On the evening of May 31, Tara Aleck was preparing to honour the memory of her mother and father, both survivors of Kamloops Indian Residential School, with a candle and burning sage on the porch of her home in Pemberton, B.C.
But as she started to pray, she heard laughter from men driving by in a black pickup truck. Then one of the men shouted racist names at her, calling her a “squaw” and a “chug.”
“It was just so dishonouring, and the attack was just, for me, another reason why us Indigenous people need to still keep standing up for ourselves and fight through the systemic racism,” Aleck said. “It needs to be addressed in a better manner — this needs to stop.”
The discovery of the bodies of 215 children in unmarked graves at Kamloops Indian Residential School opened up deep wounds for First Nations, Inuit and Métis people and forced non-Indigenous Canadians to face the country’s racist colonial policies and the full horror of residential schools.
The discovery was announced by the Tk’emlúps te Secwépemc Nation on May 27, and Aleck, a member of the Ts'kw'aylaxw First Nation, was taking part in a vigil meant to honour the memory of the lost children by placing a teddy bear on her porch.

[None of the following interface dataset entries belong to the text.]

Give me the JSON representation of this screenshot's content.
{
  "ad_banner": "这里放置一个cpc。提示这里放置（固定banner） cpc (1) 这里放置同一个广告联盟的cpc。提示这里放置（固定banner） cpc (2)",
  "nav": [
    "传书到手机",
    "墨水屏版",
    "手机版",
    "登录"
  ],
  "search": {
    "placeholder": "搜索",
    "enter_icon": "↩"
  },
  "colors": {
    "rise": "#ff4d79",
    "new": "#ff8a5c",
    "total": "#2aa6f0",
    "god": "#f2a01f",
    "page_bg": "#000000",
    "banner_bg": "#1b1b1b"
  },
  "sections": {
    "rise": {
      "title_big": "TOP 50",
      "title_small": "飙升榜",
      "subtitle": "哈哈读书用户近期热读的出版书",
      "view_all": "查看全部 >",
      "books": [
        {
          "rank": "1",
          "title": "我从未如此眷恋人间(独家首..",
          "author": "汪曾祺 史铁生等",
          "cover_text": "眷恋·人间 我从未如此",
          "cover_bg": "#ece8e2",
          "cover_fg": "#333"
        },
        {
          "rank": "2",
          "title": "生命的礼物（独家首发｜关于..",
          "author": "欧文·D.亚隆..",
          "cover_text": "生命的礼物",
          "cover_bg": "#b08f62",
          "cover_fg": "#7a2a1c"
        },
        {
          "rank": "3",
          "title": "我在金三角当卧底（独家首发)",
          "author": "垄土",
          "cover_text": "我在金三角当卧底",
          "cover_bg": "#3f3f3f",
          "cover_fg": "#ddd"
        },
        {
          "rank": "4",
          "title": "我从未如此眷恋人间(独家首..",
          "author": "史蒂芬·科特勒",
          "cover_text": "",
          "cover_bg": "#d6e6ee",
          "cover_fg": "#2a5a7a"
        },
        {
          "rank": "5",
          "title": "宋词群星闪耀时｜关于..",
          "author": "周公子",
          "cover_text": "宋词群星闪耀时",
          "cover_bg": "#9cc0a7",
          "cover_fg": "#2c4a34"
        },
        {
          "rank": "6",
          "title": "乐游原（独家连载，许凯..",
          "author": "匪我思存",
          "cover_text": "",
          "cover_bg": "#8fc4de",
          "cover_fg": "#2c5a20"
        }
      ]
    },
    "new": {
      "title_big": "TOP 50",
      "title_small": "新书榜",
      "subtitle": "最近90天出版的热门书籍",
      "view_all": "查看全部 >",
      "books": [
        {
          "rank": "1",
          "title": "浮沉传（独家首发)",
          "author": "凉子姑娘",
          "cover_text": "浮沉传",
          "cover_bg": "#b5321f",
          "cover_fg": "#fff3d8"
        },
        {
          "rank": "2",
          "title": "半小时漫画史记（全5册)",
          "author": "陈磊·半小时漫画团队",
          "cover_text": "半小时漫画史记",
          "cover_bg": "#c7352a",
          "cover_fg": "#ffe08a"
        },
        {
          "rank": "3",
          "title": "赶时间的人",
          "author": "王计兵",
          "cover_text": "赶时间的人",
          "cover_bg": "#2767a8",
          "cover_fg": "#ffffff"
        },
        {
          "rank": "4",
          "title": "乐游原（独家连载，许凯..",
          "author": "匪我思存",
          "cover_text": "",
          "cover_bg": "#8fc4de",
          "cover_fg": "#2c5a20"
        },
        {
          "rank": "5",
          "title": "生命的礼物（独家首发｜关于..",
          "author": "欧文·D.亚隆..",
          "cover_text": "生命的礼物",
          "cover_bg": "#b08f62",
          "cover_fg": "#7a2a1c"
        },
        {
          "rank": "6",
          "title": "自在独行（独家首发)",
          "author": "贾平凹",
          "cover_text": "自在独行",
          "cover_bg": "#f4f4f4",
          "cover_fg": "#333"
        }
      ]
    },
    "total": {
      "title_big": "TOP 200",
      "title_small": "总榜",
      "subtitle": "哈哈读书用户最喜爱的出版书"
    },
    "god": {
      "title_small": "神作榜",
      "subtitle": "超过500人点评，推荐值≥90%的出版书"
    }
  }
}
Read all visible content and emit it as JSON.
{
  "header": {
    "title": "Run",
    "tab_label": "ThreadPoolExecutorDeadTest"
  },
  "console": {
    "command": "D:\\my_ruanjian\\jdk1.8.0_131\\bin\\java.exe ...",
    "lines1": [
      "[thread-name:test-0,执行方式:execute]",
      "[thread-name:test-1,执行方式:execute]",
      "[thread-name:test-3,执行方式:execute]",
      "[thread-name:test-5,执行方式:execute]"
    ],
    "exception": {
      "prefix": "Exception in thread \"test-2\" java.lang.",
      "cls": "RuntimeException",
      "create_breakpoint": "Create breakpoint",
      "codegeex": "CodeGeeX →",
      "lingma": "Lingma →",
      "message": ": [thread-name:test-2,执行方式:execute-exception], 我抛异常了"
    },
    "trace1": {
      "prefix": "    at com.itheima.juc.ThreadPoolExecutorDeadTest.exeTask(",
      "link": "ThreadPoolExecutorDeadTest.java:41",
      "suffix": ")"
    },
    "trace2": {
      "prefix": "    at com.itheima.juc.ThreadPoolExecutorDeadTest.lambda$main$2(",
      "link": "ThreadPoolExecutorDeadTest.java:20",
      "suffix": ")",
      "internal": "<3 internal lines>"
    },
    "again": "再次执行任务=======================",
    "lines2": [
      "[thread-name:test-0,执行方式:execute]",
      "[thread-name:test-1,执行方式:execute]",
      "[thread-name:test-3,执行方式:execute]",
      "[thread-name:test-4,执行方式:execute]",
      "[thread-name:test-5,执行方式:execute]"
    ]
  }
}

Aleck said she was so shocked by the racist incident that she didn’t tell anyone at first. But the next morning she started to talk about it with family and friends, who urged her to speak out about what had happened. She filed a complaint with the RCMP the morning of June 3.
She had also taken photos of the black truck as it passed her house again, capturing a business logo, Eduardo’s Carpentry, emblazoned on the side of the passenger door. She provided them to the RCMP.
Aleck says she’s disappointed by the response of both the owner of Eduardo’s Carpentry, who was driving the truck at the time of the incident but did not make the comments, and the RCMP officer who spoke with the business owner, but not with her, before closing the file on the incident.
The RCMP says an officer responded to Aleck’s complaint on June 3.
In a release, Insp. Robert Dykstra, the officer in charge of the Sea to Sky detachments, and Sgt. Sascha Banks, the acting zone commander for the Whistler and Pemberton RCMP detachments, say they are concerned with how the case was handled.
“Regretfully, the file was concluded without obtaining a statement from the complainant, however, the two suspects were visited by the attending officer,” said Dykstra. Dykstra said RCMP officers have been in touch with Aleck and will start a review of the file.
Eduardo Hudson, the owner of Eduardo’s Carpentry, said he’s attempted to make amends with Aleck and the incident has been blown out of proportion on social media.
In an interview with The Tyee, Hudson confirmed he was driving the truck when his employee made the comments. He said he’s now docked his employee’s pay.
“He may not be returning to work now because of this,” Hudson said. “He’s even willing to apologize.”
Hudson said he is Indigenous and also has family members who are survivors of Kamloops Indian Residential School, and social media comments that have implied he is a “redneck” were not fair. He said his own mental health has suffered because of the attention the incident has gotten on social media.
Aleck said she attempted to resolve the situation with Hudson before going to the RCMP, but she was frustrated that he wasn’t taking accountability for his own actions.
She said she’s heard racist comments about Indigenous people in Pemberton for years, usually focusing on stereotypes around alcohol use, being on welfare and being dirty. Aleck recalled hearing those types of comments as far back as high school.
She said her father endured terrible abuse at the Kamloops Indian Residential School and was sometimes beaten for stealing food for the younger children. Cost-cutting at residential schools meant children routinely went hungry, according to the final report of the Truth and Reconciliation Commission.
Aleck said her dad later worked as a counsellor for Indigenous students in the public school system, and was a Hereditary Chief.
“My dad was an Indigenous leader, and he worked hard for his money. He had four kids, one adopted, who is my cousin, and he clothed us all really nicely,” Aleck said.
“And this white girl would say, you’re a welfare Indian, you have no money, you wear the same clothes, you’re dirty. They’d call us chugs and squaw as well, you name it.”